One of the sharper exchanges in Tuesday's Democratic primary debate centered on the crucial public policy question of what to do about President Donald Trump's Twitter account.
During a broader back-and-forth over the power of large technology companies, Sen. Kamala Harris repeatedly demanded that Sen. Elizabeth Warren support her effort to pressure Twitter to kick President Donald Trump off the platform. In response, Warren steered the conversation to her commitment not to accept big checks from tech executives. Entrepreneur Andrew Yang, who had been lamenting the prevalence of smartphone addiction a moment earlier, jumped in to complain that Americans weren't getting paid for their data. "Who remembers getting your data check in the mail?" he asked.
The exchange illustrated a wider dynamic of the Democrats' approach to tech. The candidates all agree that something needs to be done about America's technology giants. They just can't agree on what that something is.
The need for a crackdown on large U.S. technology companies has become an area of bipartisan agreement, with Republicans and Democrats alike raising concerns about market power, privacy and the influence large tech companies have over political discourse.
But unlike time-worn political flash points like abortion or gun control, the tech debate has yet to be boiled down to simple left-right bromides that candidates can repeat on the stump. The result was an unfocused conversation on the debate stage.
Warren, who was treated as the frontrunner throughout the evening, has put out the clearest plans among the Democratic candidates. For months she's been calling to break up Facebook, Amazon and Google. "I'm not willing to give up and let a handful of monopolists dominate our democracy and our economy. It's time to fight back," she said Tuesday. Yang said he agreed with her diagnosis. "Monopolies need to be dealt with," added Tom Steyer.
But the conversation quickly shifted from antitrust to privacy to election security. And candidates weren't just thinking about breaking up Big Tech. Sen. Cory Booker called for antitrust action that focused on everything from "pharma to farms" - referencing efforts to investigate consolidation in the pharmaceutical and agricultural industry. Most candidates focused their ire on Facebook and Twitter.
Harris's attempt to browbeat Warren into supporting her stance on banning Trump's Twitter account was notable for how it highlighted a parallel with Warren's own crusade to pressure Facebook to ban misleading Trump ads on Facebook. Warren declined to comply and called out Amazon's dominance in online shopping, saying that it held a much larger share of online sales than Walmart does of brick-and-mortar commerce.

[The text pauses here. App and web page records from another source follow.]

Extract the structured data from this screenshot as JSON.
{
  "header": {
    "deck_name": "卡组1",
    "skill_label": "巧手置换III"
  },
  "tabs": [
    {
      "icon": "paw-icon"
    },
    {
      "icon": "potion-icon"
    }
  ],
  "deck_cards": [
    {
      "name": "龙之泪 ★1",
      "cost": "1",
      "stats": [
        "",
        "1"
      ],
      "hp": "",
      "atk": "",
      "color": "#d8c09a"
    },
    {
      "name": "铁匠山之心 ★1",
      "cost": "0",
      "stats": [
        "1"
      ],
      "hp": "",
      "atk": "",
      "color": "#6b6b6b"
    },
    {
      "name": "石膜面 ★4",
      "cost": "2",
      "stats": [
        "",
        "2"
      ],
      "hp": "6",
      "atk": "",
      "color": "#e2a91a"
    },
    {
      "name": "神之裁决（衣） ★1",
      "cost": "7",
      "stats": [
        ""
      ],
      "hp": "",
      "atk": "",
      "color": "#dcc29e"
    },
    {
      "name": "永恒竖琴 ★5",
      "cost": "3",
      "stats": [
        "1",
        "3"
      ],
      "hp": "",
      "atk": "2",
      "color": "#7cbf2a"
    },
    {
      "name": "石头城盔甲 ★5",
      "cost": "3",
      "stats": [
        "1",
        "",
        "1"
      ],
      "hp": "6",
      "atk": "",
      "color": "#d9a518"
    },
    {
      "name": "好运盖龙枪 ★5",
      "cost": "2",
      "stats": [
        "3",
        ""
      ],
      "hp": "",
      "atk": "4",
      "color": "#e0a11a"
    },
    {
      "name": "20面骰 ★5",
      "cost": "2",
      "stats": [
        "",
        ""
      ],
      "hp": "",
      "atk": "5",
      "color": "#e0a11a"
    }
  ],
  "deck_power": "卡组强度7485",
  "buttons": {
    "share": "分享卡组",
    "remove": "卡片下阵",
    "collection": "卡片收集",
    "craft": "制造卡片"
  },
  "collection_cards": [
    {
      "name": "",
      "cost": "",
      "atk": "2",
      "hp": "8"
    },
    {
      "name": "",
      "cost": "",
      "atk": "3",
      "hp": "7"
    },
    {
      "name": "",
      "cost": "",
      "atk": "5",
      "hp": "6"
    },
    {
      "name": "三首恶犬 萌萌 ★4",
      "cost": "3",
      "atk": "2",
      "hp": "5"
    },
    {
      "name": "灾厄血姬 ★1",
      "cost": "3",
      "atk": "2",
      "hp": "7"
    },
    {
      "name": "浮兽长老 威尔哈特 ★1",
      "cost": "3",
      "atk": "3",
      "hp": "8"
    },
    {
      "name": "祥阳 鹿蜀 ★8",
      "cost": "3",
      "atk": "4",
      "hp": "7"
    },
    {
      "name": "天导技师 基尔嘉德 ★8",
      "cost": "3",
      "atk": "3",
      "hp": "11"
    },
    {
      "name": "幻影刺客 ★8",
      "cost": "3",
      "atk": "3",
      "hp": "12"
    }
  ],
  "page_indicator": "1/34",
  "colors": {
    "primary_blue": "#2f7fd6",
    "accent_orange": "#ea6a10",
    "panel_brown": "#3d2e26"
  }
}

At another moment in the debate, Sen. Amy Klobuchar brought up the Honest Ads Act, a bill she co-sponsored that increases disclosure requirements on who is paying for online advertisements. For his part, former congressman Beto O'Rourke said that Facebook should be treated like a publisher, seemingly an allusion to a 1990s-era law protecting technology platforms from much legal liability for content their users post to their websites.
"We would allow no publisher to do what Facebook is doing," O'Rourke said. On the other hand, O'Rourke said that he did not see it as the role of a presidential candidate to call out particular companies that needed to be broken up. It was a subtle dig at Warren, whose explicit plan to break up the companies has clearly made her the candidate who other candidates measure their own ideas on tech against.